Entries from a dataset of interfaces:
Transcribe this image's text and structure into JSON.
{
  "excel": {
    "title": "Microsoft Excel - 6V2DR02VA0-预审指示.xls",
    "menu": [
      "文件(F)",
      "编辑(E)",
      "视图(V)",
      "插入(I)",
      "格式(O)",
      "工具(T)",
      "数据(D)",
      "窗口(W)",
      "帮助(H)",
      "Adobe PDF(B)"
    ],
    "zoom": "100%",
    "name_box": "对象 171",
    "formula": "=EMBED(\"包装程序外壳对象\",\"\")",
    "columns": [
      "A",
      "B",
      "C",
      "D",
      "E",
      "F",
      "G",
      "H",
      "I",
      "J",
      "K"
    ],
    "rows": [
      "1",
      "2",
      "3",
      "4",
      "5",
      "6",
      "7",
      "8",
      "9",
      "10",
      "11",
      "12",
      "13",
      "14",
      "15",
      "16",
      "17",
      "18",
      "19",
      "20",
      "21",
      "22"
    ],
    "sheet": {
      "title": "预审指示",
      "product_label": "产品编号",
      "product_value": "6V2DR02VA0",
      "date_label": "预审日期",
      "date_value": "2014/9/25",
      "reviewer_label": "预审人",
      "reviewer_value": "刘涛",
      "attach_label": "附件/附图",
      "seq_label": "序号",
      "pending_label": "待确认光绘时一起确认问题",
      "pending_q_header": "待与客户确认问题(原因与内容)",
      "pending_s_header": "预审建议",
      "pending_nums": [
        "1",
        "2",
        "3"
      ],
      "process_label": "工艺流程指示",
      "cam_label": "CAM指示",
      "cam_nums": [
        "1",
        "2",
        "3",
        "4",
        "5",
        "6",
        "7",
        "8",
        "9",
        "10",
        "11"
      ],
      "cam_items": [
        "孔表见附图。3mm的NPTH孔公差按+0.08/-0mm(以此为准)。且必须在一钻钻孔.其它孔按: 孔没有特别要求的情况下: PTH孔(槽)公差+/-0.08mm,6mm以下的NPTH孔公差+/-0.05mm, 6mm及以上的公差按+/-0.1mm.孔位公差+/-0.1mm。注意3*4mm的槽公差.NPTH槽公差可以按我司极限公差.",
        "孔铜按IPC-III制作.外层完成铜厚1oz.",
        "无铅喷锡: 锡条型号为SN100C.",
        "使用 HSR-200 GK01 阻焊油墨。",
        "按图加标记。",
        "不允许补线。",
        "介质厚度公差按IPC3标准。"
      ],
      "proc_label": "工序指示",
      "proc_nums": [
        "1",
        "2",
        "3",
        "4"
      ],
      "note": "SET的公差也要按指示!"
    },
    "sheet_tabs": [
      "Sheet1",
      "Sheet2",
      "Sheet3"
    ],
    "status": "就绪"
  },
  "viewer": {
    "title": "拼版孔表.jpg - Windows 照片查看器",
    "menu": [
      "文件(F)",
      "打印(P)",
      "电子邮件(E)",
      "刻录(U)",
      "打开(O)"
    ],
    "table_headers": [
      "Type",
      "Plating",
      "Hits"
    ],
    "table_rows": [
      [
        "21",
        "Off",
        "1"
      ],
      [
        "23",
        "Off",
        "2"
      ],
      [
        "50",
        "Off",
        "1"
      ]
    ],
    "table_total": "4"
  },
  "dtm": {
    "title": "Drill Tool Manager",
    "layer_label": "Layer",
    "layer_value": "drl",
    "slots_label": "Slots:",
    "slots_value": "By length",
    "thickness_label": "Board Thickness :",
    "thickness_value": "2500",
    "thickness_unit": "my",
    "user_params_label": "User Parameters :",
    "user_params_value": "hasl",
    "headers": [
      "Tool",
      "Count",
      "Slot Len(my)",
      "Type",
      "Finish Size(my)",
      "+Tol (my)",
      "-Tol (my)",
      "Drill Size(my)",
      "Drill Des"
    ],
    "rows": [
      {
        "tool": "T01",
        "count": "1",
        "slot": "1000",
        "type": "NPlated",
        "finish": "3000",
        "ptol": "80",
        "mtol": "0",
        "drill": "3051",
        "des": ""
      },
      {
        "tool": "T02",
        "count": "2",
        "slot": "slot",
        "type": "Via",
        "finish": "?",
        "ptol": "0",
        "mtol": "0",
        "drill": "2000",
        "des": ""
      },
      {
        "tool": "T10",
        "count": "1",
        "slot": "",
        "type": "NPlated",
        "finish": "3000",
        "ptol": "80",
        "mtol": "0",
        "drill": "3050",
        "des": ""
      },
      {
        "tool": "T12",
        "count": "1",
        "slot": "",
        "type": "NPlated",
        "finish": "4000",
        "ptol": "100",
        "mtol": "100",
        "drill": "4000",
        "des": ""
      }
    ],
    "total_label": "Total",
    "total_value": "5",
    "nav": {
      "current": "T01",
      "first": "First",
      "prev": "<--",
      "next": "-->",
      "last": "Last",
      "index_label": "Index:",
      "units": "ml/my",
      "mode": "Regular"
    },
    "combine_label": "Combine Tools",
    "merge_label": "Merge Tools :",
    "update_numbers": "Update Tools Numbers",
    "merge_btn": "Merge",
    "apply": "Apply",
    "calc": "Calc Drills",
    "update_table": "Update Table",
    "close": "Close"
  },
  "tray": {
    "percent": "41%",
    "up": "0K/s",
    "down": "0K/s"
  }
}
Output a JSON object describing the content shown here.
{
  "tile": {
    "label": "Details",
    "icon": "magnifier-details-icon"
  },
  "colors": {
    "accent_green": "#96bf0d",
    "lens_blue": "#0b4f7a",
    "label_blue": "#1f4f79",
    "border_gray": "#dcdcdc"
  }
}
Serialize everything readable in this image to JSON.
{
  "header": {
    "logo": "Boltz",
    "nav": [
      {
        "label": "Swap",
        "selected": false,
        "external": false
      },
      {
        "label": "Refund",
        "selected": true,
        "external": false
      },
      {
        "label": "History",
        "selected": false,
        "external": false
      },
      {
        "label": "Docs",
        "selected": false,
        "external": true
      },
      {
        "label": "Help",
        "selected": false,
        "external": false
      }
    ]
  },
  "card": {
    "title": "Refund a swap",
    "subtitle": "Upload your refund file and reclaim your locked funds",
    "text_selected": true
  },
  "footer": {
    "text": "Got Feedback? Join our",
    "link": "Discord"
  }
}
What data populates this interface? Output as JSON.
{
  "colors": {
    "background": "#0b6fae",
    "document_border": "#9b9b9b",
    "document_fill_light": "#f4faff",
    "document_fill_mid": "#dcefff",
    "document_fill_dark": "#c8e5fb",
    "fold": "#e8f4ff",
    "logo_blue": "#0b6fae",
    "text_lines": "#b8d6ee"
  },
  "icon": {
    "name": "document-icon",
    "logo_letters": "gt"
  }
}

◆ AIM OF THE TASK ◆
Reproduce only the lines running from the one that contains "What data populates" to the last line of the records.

◆ TASK ANSWER ◆
What data populates this interface? Output as JSON.
{
  "colors": {
    "background": "#0b6fae",
    "document_border": "#9b9b9b",
    "document_fill_light": "#f4faff",
    "document_fill_mid": "#dcefff",
    "document_fill_dark": "#c8e5fb",
    "fold": "#e8f4ff",
    "logo_blue": "#0b6fae",
    "text_lines": "#b8d6ee"
  },
  "icon": {
    "name": "document-icon",
    "logo_letters": "gt"
  }
}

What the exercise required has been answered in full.